People visiting the library room often report smelling old fashioned cigar smoke and hearing phantom voices murmuring.

 

The Galleries of Justice, Nottingham

The Galleries of Justice courtrooms date back to the 14th century but the site actually goes back to Norman times.

They’re located in a building called the Shire Hall on High Pavement in the Lace Market area of Nottingham.

The Galleries of Justice museum consists of a Victorian courtroom, Jail and Police station.

Many a harsh judgment was dish out at the courtrooms.

A person could be arrested, sentenced and executed at the Galleries of Justice!

With such a long history, it’s not too surprising that the Galleries of Justice are rumoured to be haunted…

In fact that might be an understatement, the paranormal group Fright Nights voted it as one of the most haunted buildings in the UK!

On the subject of most haunted…

If you’re a fan of the TV series Most Haunted, then you’ll know that the team investigated the Galleries of Justice in 2003.

It’s said that the building is haunted by criminals who were executed on site.

Doors opening and closing on their own accord, phantom bangs and crashes, stones being thrown, dark shadows, people being touched and pushed by an unknown entity are just some of the paranormal activity which has been recorded at the Galleries of Justice.

And as recent as 2010, a ghostly apparition of a young girl has been seen running in the building!

 

Pleasley Vale Mills, Pleasley

Pleasley Vale is a deep, narrow, wooded valley created by the River Meden.

The natural geography of the area made it an ideal spot for industry in the 1700s.

In 1785, a water-powered cotton mill called Upper Mill was built by a consortium of businessmen and drapers.

Seven years later a larger mill called Lower Mill was also built together with houses for the mill workers.

Both mills produced cotton for industries in the East Midlands.

The Hollins family run both cotton mills for many years.

In the 1830s they were joined by the Paget family who brought steam power to the mills.

In their history, both mills were destroyed by fire but they were later rebuilt with better equipment.

As the mills flourished so did the community around them.

More worker houses were built together with a school, a wash house, a cooperative society, a library, a cricket club and a chapel.

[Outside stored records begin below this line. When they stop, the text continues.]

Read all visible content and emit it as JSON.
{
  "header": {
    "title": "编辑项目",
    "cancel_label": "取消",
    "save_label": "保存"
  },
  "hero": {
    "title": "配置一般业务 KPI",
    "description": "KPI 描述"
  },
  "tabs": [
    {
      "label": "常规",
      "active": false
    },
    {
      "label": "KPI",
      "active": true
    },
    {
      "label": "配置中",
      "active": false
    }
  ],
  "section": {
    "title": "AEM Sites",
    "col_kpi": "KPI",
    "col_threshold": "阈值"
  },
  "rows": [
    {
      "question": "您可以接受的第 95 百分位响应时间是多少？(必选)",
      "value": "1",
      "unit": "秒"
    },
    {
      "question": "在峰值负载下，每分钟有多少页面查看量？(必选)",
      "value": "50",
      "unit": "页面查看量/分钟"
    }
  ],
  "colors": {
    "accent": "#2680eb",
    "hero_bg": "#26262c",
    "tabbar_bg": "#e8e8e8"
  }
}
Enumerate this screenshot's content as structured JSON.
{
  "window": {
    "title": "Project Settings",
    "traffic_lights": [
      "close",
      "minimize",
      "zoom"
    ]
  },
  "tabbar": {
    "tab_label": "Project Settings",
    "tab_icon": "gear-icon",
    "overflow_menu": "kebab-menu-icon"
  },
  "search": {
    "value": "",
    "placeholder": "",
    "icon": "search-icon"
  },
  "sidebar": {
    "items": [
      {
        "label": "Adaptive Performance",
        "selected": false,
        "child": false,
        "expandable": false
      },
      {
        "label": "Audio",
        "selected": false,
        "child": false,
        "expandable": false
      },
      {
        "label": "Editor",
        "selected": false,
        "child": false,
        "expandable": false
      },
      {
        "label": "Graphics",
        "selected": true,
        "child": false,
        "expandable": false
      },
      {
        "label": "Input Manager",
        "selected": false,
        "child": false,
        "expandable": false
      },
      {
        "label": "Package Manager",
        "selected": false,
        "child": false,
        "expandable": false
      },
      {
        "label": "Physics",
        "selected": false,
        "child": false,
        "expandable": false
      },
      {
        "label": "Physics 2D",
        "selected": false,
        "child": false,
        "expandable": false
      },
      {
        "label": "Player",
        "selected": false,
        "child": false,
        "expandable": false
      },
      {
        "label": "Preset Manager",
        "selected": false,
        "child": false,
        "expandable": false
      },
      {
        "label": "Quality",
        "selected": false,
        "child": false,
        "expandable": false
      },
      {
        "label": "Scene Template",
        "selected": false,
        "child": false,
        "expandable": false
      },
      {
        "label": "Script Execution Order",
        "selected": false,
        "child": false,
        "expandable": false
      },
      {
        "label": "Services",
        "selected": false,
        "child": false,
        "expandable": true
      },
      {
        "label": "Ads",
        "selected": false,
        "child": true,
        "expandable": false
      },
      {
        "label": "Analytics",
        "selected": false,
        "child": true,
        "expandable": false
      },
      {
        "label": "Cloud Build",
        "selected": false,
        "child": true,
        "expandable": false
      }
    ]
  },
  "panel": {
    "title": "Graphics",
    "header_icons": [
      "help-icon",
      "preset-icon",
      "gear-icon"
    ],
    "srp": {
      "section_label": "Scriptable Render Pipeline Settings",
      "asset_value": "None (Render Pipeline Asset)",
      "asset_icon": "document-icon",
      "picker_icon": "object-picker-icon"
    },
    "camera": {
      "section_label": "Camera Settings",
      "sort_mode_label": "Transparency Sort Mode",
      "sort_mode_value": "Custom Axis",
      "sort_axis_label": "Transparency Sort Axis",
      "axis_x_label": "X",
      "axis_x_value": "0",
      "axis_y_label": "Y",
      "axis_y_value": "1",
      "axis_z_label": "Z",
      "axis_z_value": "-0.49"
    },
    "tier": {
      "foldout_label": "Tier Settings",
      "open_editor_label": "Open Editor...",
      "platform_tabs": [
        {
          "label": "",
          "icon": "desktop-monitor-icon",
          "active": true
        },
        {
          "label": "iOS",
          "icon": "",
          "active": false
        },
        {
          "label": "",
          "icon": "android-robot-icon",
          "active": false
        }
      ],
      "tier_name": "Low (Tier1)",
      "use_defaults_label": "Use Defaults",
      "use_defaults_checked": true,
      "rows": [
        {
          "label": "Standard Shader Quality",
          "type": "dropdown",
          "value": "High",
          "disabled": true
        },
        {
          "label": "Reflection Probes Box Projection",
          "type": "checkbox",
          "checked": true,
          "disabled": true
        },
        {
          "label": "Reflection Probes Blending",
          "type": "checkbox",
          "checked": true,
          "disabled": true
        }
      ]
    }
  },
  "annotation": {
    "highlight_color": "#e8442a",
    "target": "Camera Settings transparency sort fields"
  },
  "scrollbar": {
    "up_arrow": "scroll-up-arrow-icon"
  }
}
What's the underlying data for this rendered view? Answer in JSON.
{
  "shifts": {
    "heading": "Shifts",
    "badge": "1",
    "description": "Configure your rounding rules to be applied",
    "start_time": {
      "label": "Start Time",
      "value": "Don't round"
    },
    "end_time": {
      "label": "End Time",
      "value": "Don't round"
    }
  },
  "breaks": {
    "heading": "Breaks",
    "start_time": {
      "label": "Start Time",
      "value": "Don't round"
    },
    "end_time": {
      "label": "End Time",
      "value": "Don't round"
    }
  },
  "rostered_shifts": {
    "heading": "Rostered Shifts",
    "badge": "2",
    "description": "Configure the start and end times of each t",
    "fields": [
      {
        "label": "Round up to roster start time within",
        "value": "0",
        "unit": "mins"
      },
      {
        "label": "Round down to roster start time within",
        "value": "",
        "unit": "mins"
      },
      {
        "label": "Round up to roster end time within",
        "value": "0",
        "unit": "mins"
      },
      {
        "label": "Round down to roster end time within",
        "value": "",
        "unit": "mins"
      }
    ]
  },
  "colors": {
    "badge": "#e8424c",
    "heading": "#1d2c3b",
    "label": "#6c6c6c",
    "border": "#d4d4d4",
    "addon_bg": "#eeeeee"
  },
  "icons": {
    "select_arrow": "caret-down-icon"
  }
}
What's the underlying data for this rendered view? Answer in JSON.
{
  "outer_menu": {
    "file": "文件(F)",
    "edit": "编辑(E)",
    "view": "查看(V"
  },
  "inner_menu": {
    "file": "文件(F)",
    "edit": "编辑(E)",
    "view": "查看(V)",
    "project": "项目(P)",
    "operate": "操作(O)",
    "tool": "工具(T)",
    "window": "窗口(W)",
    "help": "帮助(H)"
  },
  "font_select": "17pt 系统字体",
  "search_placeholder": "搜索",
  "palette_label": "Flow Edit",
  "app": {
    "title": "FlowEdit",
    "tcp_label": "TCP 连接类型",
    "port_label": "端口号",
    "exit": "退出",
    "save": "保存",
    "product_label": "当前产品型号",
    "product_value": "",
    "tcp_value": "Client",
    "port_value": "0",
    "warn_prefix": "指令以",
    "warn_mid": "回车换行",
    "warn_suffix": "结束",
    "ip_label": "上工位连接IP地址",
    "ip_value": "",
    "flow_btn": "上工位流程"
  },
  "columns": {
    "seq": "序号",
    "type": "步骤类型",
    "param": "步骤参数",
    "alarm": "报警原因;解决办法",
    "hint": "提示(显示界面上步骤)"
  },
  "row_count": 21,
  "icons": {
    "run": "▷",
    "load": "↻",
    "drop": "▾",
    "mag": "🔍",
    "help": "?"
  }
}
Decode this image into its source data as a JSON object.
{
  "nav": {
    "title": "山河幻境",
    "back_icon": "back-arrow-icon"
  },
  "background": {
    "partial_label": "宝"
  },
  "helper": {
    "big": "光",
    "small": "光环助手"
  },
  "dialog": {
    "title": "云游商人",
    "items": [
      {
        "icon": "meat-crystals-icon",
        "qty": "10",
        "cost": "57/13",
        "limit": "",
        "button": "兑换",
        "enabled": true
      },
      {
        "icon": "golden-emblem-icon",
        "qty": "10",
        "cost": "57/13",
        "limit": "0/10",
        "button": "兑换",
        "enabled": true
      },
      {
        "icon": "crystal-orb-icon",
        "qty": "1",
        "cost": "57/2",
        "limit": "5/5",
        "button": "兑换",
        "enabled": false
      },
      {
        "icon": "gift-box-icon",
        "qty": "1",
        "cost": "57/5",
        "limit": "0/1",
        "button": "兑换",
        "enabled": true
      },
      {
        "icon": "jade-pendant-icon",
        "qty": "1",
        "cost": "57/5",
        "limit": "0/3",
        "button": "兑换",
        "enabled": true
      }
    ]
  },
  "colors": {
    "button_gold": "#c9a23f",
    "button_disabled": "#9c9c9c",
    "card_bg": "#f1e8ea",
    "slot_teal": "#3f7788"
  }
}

The mills flourished right up until 1987 when work was moved abroad and the mills were closed down.

Today the mills have been bought by Bolsover District Council who have converted them for use as offices and by light industry.

Now, the mills have a reputation for being haunted…

So much so, that the TV paranormal show Most Haunted investigated the mills back in 2005 for their Series 5.

Phantom ghostly voices are often heard by spooked witnesses along the old corridors of the mills.

One witness was shocked out of her life when she visited the ladies on the first floor of one of the mills.

A ghostly man’s voice said ‘hello?’ three times…

Apparently there wasn’t anybody else in the toilet, especially not a strange man!

Another female witness has seen ghostly shadows in her office and she doesn’t like to visit the haunted toilet and the corridor outside it either.

The ghostly apparition of a man has been witnessed in the Mill’s car park.

The apparition is supposed to be so lifelike that many night deliver drivers actually try to speak to him only to get upset when he doesn’t reply to them!

The woods near the mills are also said to be haunted.

Phantom giggling voices and dark shadowy figures are often witnessed in them.